=== What is required ===
Scan the data for "Business" and copy each matching line.

BEGIN Exercise data

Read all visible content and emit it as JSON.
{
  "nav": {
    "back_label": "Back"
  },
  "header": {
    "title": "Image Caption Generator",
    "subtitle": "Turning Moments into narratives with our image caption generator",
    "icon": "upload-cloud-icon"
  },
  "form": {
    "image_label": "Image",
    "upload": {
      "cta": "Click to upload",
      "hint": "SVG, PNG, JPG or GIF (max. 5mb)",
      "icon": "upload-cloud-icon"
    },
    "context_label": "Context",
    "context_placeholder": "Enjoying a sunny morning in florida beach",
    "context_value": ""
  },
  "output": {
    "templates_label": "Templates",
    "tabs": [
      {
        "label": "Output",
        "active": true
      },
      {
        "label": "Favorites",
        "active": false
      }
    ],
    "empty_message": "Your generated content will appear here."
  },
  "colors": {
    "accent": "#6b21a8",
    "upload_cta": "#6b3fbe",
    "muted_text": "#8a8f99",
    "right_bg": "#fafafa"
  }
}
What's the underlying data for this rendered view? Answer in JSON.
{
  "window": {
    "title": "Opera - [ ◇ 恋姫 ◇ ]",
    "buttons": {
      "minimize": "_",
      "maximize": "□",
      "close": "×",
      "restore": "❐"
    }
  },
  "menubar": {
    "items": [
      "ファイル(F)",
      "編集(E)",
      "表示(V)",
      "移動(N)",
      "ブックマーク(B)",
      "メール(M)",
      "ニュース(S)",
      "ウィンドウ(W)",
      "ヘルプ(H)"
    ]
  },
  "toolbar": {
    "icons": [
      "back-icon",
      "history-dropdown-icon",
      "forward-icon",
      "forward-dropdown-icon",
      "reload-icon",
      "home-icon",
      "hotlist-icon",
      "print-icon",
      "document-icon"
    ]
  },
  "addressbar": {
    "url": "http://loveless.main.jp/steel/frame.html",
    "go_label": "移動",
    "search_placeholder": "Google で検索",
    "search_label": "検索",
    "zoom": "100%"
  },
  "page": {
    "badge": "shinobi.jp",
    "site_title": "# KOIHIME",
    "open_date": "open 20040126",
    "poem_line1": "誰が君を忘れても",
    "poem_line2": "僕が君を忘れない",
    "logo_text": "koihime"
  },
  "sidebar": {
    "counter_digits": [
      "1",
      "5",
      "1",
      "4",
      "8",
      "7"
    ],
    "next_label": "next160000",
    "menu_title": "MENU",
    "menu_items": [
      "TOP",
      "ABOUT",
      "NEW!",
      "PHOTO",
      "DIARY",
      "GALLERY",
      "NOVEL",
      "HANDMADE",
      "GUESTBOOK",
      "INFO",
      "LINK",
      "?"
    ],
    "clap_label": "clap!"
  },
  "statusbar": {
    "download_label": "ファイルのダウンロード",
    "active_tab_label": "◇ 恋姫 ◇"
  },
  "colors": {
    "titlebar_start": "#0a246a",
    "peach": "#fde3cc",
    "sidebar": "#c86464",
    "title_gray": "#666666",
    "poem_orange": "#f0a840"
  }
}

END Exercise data
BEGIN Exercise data

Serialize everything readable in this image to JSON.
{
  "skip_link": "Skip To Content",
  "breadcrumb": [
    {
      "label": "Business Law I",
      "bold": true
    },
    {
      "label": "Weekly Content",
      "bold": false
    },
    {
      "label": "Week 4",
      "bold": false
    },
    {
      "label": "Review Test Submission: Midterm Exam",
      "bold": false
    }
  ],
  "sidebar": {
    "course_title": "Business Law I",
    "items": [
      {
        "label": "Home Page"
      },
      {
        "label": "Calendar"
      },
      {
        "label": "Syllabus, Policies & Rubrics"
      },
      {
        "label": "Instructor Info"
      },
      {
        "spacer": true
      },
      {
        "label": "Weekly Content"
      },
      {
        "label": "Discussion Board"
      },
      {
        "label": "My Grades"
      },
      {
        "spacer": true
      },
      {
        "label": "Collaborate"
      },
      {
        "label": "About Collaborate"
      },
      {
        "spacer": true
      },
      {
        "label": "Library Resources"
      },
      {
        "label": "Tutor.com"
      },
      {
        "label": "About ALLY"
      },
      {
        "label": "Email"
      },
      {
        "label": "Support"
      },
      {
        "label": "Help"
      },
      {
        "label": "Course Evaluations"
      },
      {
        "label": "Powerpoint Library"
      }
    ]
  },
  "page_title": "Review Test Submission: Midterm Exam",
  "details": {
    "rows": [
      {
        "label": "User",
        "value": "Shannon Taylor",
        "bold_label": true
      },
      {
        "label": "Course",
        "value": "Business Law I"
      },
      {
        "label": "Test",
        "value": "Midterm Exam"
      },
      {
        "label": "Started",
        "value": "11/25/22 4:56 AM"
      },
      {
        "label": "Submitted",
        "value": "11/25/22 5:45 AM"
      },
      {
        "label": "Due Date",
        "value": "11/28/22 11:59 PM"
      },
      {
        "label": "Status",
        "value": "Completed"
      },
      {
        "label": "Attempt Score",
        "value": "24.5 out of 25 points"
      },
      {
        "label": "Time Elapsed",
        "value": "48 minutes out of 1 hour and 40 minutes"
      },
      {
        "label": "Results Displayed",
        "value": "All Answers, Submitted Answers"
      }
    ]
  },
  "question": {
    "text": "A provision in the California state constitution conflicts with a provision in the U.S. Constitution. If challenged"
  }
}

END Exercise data

=== Exercise output ===
      "label": "Business Law I",
    "course_title": "Business Law I",
        "value": "Business Law I"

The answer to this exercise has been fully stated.